“The purpose of the program is for an experienced and accomplished Wisconsin alum to mentor our students,” says Maria Triana, associate professor of management and human resources and faculty director for the MBA specialization. “Bill Brennan is a wealth of information and experience. He has an invaluable impact on students and has been extremely generous with his time, helping out with resumes, career advice, and answering any HR-specific questions they might have. We are grateful to have Bill and his expertise available to our students at this critical juncture in their training.
Audience members listen to speaker Bill Brennan during the HR Summit hosted by WSB. PHOTO: PAUL L. NEWBY II
Building credibility, navigating challenges
A large part of the residency will be coaching students, Brennan says, a role he enjoyed even as a PepsiCo executive. He gave his HR employees authority to make decisions on their own, but encouraged them to run the tough ones by him so they could troubleshoot together—a method he describes as the difference between coaching and supervising.
Brennan recognizes students’ eagerness to contribute once they head into the working world post-degree, but he cautions them to take the time necessary to understand their business.
“Many great HR professionals who are just starting out want to move as fast as they can,” says Brennan. “But the best thing you can do is slow them down, because they have to learn. They have to learn the business; they have to learn how people do HR in that company; they have to understand the culture of that company.”
With the business acumen and technical expertise Wisconsin MBA students achieve, they can position themselves to be “great change agents,” Brennan says, but it’s a process that takes time.
“How do you get street credibility when you’re just getting out? You have to build it.”
Through the many professional roles Brennan has held, he’s been tasked with everything from managing 20 HR professionals in 20 separate manufacturing locations to shutting down several manufacturing sites. He describes one of the biggest challenges of his career as knowing how to “influence from above,” especially when times are tough.
“No one has ever walked into my office and said, 'let me tell you about how good things are going,’” Brennan says.
Executive in residence Bill Brennan. PHOTO: PAUL L. NEWBY II
He remembers a time when a major project he was working on was struggling. Brennan had to influence front line employees and stakeholders that they needed to go in a different direction. The company was in the wrong and it was extremely difficult to right the situation.
During the executive residency, Brennan draws on some of these experiences as he mentors WSB students through professional situations, like Sohini Bose Roy (MBA ‘17).
“Bill guided me on a labor relations project while I was interning with General Mills last summer. I find his advice to combine intuition, courage, and wisdom invaluable as I venture into a career in HR,” says Bose Roy.
Brennan reminds students that leadership challenges in the workplace don’t come with a one-size-fits-all solution.
“There’s no textbook for this and there’s no one style to be effective.
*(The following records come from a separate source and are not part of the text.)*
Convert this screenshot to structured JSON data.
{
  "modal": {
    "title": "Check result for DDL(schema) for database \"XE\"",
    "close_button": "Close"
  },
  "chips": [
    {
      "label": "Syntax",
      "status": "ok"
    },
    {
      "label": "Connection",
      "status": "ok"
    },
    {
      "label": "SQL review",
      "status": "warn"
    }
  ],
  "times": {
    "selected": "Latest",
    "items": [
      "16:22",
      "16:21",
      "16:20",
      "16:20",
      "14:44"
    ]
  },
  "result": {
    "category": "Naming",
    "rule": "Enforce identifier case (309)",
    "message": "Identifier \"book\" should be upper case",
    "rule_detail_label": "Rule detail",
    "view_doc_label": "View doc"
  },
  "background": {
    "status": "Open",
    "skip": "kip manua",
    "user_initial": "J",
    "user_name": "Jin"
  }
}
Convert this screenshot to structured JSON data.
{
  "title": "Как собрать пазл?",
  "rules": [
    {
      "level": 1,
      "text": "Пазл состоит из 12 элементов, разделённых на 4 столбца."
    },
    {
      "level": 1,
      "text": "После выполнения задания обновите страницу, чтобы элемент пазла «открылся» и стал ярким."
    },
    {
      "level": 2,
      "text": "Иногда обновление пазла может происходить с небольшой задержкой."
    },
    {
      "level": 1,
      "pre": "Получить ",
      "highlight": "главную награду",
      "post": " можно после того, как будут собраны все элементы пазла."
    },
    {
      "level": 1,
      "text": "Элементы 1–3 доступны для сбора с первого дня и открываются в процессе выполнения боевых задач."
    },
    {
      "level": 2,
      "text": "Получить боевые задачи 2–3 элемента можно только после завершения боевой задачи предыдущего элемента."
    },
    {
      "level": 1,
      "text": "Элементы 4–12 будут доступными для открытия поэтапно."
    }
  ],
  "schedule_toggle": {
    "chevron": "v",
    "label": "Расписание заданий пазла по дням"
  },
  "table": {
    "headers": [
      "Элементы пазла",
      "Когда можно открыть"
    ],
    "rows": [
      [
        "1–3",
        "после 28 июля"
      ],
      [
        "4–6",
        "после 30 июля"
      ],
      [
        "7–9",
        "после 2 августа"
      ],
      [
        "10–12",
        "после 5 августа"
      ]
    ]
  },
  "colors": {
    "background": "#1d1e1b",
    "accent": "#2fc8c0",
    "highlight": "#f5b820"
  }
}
Do you learn from it or do you run away from it? It’s the same with any other issue you might have.”
"A lot of times, when you resolve something, people aren't going to come back and say 'thank you.' That's your job."
Brennan’s number one goal for the residency? To give back.
“I enjoy coming to the School, meeting with business faculty and students and just being in that atmosphere of excitement and activity,” Brennan says. “But what really matters to me is making a difference in students’ lives and preparing them to be the very best professionals and leaders that they can be in their future HR careers. If I can say ‘thank you’ by helping someone else, that’s the greatest gift I could possibly give.”